    • extend the discussion as to how science can be integrated into policy, and the ways in which monitoring will help assess the risk of pollution by micro-contaminants in food chains, soil, and freshwater
    • increase understanding of the complex interlinkages and interdependencies among climate change, ecosystems, and human health to effectively plan adaptation responses against the accumulation of emerging contaminants and antibiotics that have not yet been considered in water treatment programmes, nor monitored in different environmental departments.

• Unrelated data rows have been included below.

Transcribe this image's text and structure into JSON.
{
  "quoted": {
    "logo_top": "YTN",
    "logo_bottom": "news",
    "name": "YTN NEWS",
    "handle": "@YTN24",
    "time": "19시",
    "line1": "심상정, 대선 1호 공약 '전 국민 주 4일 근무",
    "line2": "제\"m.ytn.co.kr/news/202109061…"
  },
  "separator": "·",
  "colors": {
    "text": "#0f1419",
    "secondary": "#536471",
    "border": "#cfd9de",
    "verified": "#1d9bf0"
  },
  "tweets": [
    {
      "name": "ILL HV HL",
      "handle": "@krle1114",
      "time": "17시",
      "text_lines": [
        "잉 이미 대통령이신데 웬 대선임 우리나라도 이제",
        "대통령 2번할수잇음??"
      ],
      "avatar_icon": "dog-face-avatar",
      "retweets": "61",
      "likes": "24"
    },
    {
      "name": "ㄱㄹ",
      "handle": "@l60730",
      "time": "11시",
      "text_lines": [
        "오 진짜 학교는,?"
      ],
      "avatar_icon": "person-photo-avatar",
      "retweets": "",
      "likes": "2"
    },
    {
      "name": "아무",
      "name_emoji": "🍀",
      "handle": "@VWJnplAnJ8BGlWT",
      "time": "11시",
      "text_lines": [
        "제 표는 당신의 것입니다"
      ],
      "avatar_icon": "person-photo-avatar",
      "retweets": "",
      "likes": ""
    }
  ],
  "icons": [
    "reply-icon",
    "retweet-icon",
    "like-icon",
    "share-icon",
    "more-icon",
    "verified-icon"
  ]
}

    As a transformative approach, the Resource Nexus can be applied to address the multiple paths to sustainable socio-ecological systems. In fact, the Resource Nexus approach to wastewater treatment and recovery also has the potential to provide a new perspective for the One Health initiative, a global approach aimed at strengthening collaboration and communication across all aspects of human, animal, and environmental life to achieve optimal health and well-being outcomes. So far, the environmental dimension of the One Health initiative has remained underrepresented within global action plans and strategies, particularly in regard to fighting antimicrobial resistance. By examining the interrelations between One Health and the Resource Nexus, UNU-FLORES contributes to assessing the status quo of resources, as well as break down silos and balance the needs of humans and shared ecological systems in a pluralistic way. In exploring these unseen linkages, UNU-FLORES expands the focus towards systems that perform multiple functions optimised to provide services for human communities, while improving ecosystem health.